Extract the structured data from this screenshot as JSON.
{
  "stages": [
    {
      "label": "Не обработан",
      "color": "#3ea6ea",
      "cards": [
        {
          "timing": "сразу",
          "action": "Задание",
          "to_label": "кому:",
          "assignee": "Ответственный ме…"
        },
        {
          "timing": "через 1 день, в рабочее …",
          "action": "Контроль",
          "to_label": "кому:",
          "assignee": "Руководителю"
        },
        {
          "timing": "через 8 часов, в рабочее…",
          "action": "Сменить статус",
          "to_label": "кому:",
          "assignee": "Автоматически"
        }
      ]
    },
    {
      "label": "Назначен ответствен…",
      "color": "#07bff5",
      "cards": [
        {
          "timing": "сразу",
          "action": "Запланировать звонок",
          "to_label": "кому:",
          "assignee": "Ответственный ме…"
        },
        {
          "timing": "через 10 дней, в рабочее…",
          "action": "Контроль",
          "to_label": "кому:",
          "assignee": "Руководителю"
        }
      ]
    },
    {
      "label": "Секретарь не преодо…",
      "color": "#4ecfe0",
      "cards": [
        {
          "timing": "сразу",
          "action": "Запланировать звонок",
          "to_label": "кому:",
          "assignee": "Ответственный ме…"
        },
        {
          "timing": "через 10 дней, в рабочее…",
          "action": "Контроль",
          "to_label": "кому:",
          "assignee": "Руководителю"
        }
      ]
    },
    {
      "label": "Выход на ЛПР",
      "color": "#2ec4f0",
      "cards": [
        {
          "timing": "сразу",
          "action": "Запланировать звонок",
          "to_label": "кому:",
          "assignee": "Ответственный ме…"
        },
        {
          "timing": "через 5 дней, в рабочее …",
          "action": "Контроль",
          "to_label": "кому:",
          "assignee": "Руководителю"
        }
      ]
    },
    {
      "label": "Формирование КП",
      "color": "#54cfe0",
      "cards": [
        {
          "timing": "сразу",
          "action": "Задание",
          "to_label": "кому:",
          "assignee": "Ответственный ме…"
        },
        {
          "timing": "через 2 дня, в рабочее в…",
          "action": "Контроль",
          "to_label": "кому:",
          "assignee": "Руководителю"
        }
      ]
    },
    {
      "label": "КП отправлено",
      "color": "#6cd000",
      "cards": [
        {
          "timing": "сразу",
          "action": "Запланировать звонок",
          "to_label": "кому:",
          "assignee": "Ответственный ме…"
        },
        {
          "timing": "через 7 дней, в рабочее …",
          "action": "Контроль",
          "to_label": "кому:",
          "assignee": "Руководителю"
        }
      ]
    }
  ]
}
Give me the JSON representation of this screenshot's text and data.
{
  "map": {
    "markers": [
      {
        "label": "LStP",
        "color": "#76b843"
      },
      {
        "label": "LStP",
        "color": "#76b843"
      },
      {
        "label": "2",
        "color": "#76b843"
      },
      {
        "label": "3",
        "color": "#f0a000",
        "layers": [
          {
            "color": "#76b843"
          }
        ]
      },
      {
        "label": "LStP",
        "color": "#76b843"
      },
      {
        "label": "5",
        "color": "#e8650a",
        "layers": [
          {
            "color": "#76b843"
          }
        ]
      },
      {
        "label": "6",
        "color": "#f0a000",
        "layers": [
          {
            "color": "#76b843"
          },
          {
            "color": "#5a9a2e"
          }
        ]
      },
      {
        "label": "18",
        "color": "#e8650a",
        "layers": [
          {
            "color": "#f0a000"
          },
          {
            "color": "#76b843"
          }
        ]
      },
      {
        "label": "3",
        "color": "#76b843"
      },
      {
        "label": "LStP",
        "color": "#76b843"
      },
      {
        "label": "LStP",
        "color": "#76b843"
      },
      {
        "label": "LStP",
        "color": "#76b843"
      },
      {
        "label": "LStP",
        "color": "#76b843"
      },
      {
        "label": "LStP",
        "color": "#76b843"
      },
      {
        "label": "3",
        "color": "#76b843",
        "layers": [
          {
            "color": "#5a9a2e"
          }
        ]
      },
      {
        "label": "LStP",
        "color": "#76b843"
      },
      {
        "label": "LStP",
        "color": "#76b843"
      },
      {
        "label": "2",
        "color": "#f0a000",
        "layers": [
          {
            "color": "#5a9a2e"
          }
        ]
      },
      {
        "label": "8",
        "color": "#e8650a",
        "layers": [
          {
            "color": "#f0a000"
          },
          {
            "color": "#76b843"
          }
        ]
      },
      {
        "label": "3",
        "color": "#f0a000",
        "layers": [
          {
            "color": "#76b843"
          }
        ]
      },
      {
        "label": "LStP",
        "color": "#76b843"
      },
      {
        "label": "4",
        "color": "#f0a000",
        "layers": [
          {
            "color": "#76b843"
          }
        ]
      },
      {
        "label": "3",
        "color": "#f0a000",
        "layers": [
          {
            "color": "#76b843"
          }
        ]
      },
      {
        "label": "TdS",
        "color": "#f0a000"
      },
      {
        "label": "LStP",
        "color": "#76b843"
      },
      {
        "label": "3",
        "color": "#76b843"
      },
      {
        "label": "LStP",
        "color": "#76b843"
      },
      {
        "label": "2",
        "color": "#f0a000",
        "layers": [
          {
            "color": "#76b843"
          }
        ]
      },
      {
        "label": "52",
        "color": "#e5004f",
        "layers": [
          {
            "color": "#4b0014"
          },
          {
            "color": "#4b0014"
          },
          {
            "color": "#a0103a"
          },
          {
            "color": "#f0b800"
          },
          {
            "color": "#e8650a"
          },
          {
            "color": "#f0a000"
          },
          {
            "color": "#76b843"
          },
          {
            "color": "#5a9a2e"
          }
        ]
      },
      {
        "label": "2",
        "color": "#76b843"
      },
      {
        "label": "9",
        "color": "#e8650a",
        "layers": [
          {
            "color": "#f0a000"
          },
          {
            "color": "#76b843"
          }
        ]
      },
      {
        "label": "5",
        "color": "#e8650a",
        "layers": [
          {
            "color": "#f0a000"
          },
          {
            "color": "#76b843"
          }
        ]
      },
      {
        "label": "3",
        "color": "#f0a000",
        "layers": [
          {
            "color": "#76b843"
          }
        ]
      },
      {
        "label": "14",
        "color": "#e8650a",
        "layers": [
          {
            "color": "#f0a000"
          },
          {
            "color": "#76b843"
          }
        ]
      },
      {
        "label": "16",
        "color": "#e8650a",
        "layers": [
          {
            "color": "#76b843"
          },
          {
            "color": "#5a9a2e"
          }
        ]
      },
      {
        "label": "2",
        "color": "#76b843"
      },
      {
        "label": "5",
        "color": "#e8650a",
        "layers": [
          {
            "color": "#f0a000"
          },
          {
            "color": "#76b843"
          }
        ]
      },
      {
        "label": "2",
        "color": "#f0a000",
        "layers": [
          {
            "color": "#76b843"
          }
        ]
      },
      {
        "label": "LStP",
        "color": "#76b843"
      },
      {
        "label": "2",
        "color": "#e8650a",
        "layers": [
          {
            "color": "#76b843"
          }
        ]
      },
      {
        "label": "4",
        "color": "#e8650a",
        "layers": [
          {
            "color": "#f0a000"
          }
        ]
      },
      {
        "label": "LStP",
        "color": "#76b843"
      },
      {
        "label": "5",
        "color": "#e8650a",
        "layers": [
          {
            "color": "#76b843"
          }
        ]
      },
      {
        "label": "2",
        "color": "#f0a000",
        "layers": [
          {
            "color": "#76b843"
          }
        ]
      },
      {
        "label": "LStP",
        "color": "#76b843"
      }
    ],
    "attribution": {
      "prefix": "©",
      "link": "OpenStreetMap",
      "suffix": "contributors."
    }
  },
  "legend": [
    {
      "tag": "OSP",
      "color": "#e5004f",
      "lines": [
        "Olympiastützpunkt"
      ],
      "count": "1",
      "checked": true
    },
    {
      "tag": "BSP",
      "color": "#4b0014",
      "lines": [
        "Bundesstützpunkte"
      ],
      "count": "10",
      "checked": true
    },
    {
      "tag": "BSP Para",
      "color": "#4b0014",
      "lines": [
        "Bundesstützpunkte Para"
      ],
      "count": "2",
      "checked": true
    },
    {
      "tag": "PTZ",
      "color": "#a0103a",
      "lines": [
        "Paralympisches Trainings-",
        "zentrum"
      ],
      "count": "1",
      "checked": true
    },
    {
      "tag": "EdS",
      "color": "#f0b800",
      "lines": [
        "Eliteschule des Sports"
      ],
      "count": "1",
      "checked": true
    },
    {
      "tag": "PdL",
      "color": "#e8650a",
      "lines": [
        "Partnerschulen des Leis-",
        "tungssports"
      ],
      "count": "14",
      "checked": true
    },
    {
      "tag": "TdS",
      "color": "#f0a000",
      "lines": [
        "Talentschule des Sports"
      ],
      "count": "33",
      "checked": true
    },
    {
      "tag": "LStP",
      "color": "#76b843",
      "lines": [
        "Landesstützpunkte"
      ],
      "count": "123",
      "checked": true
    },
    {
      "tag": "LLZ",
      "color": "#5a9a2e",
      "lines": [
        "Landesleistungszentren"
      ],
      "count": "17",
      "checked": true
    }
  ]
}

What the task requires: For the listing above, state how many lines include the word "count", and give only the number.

Answer to this exercise: 9